One of the root causes of San Francisco’s high housing costs is the city’s ongoing failure to build enough housing, a problem that’s been compounding for decades. A measure that SPUR and others are proposing for San Francisco’s November ballot would take two approaches to building more affordable housing: streamlining the permitting process and deepening the bench of construction workers.

With a New Policy for Growth Near Transit, MTC Can Center Equity and Sustainability

The Metropolitan Transportation Commission has put forth a promising proposal for a new regional transit-oriented communities policy that would support new housing at all income levels, new jobs, sustainable access to transit, and protection from displacement in transit-rich areas. In crafting the final policy, MTC’s commissioners must not only maintain the ambition of the current proposal but leverage the agency’s funding authority to ensure that the policy is implemented.

Supporting San José Through the Pandemic — and Beyond

During the early days of COVID-19, San José's Al Fresco program closed some streets and opened parking lots to allow businesses to operate outside. SPUR advocated for the program, and we believe it’s worth extending beyond the pandemic. We’re pleased to announce that, through investment made by the Knight Foundation, we will continue to support the development of an ongoing Al Fresco program that's feasible in public and private outdoor spaces.

Staff Profile: Noah Christman, 11-year Spurrito

This year, SPUR is celebrating staff members — a.k.a. “Spurritos”— who have served the organization for 10 years or more. First up is a face that will be familiar to anyone who attends our Digital Discourse events. Public Programming Director Noah Christman started at SPUR as a programming intern in February 2011. Since then, he has spearheaded more than 1,800 programs and 37 exhibitions.

Governor’s Proposed Budget Includes Focus on Housing as a Climate Strategy

For the second year in a row, California will have a sizable budget surplus — and a host of critical needs to be funded. Governor Newsom’s proposed budget spending plan continues to include significant investments in affordable housing and solutions to homelessness. SPUR is especially pleased to see a strategy that makes an explicit link between locating housing in urban areas and reducing climate change, a key idea in our Civic Vision for Growth.

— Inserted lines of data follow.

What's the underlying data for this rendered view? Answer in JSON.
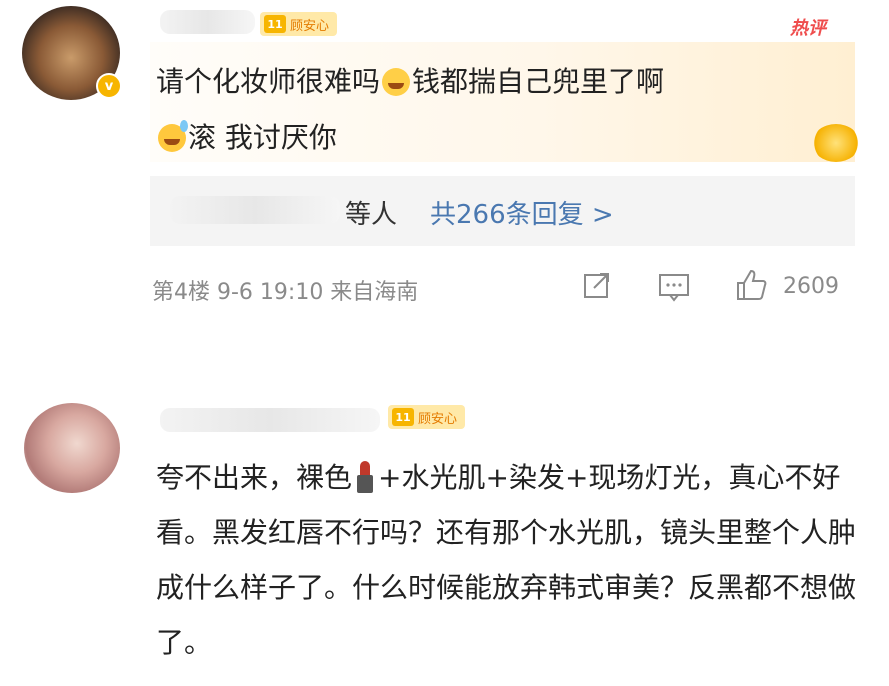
{
  "comment1": {
    "level": "11",
    "badge": "顾安心",
    "hot_label": "热评",
    "text_a": "请个化妆师很难吗",
    "text_b": "钱都揣自己兜里了啊",
    "text_c": "滚 我讨厌你",
    "replies_others": "等人",
    "replies_count": "共266条回复 >",
    "meta": "第4楼  9-6 19:10  来自海南",
    "likes": "2609"
  },
  "comment2": {
    "level": "11",
    "badge": "顾安心",
    "text_a": "夸不出来，裸色",
    "text_b": "+水光肌+染发+现场灯光，真心不好看。黑发红唇不行吗？还有那个水光肌，镜头里整个人肿成什么样子了。什么时候能放弃韩式审美？反黑都不想做了。"
  }
}
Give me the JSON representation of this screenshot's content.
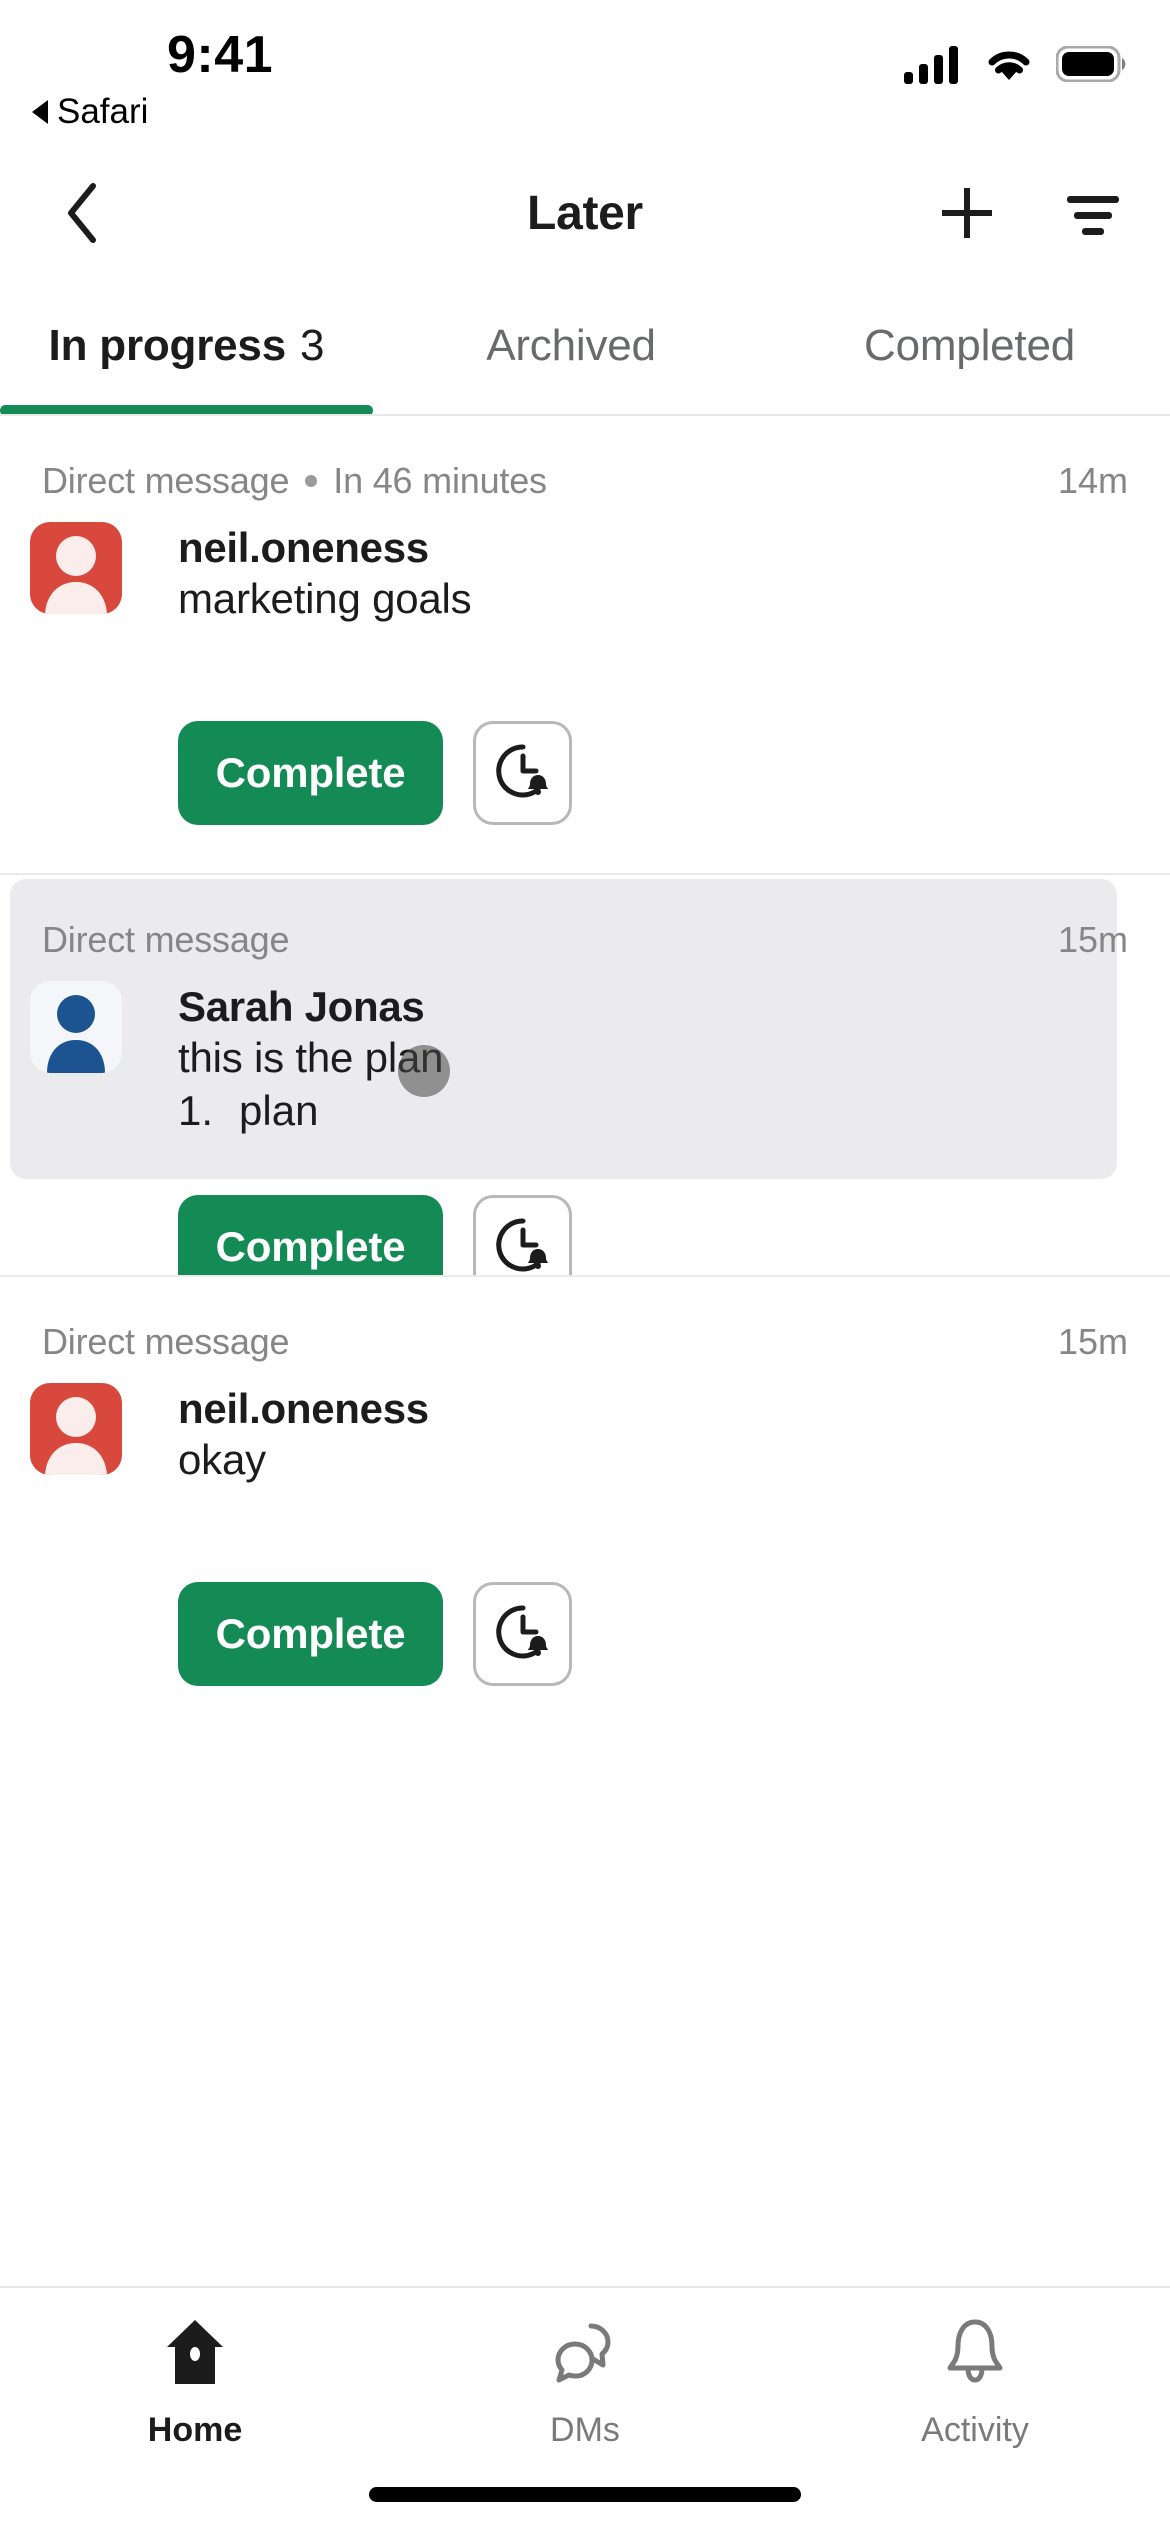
{
  "status_bar": {
    "time": "9:41",
    "back_app_label": "Safari",
    "back_triangle_icon": "back-triangle-icon",
    "cellular_icon": "cellular-signal-icon",
    "wifi_icon": "wifi-icon",
    "battery_icon": "battery-full-icon"
  },
  "nav": {
    "back_icon": "chevron-left-icon",
    "title": "Later",
    "add_icon": "plus-icon",
    "filter_icon": "filter-lines-icon"
  },
  "tabs": {
    "items": [
      {
        "label": "In progress",
        "count": "3",
        "active": true
      },
      {
        "label": "Archived",
        "count": "",
        "active": false
      },
      {
        "label": "Completed",
        "count": "",
        "active": false
      }
    ],
    "active_color": "#148A55"
  },
  "list": {
    "items": [
      {
        "source": "Direct message",
        "due": "In 46 minutes",
        "has_dot": true,
        "timestamp": "14m",
        "sender": "neil.oneness",
        "message": "marketing goals",
        "list_number": "",
        "list_text": "",
        "avatar_icon": "person-avatar-red-icon",
        "avatar_color": "#D8483C",
        "highlighted": false,
        "complete_label": "Complete",
        "snooze_icon": "clock-bell-reminder-icon"
      },
      {
        "source": "Direct message",
        "due": "",
        "has_dot": false,
        "timestamp": "15m",
        "sender": "Sarah Jonas",
        "message": "this is the plan",
        "list_number": "1.",
        "list_text": "plan",
        "avatar_icon": "person-avatar-blue-icon",
        "avatar_color": "#1B5490",
        "highlighted": true,
        "complete_label": "Complete",
        "snooze_icon": "clock-bell-reminder-icon"
      },
      {
        "source": "Direct message",
        "due": "",
        "has_dot": false,
        "timestamp": "15m",
        "sender": "neil.oneness",
        "message": "okay",
        "list_number": "",
        "list_text": "",
        "avatar_icon": "person-avatar-red-icon",
        "avatar_color": "#D8483C",
        "highlighted": false,
        "complete_label": "Complete",
        "snooze_icon": "clock-bell-reminder-icon"
      }
    ]
  },
  "bottom_bar": {
    "items": [
      {
        "label": "Home",
        "icon": "home-filled-icon",
        "active": true
      },
      {
        "label": "DMs",
        "icon": "speech-bubbles-icon",
        "active": false
      },
      {
        "label": "Activity",
        "icon": "bell-outline-icon",
        "active": false
      }
    ]
  }
}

SPUR and Others to Pilot New Technology for Making Healthy Food More Affordable

California has reached a milestone in its effort to make healthy, California-grown food more affordable for low-income residents. The California Department of Social Services has awarded contracts to SPUR and two other nonprofits for pilot projects that will test new technology for providing healthy food incentives.

Can San Francisco Schools Help Drive Demand for Fair, Healthy, Sustainable Food?

Every year the San Francisco Unified School District spends more than $12 million on food — a significant opportunity to drive demand for food that positively impacts people, the planet and animals. In 2016, the district adopted the Good Food Purchasing Policy, which sets standards for fair, healthy and sustainable food. The district has now met requirements in four of the five categories, setting a solid example for other institutions to follow.

Op-Ed: Health Care Plans Must Embrace Food- and Nutrition-Based Medical Interventions

From the SF Examiner: At the end of 2021, California received permission to pilot new approaches to providing healthcare for those who rely on Medi-Cal. The onus is now on local health plans to implement pilot strategies. One option they should consider is medically supportive food and nutrition. Recent SPUR research makes a strong case for these interventions, which include produce prescriptions, food pharmacies, healthy groceries and medically tailored meals.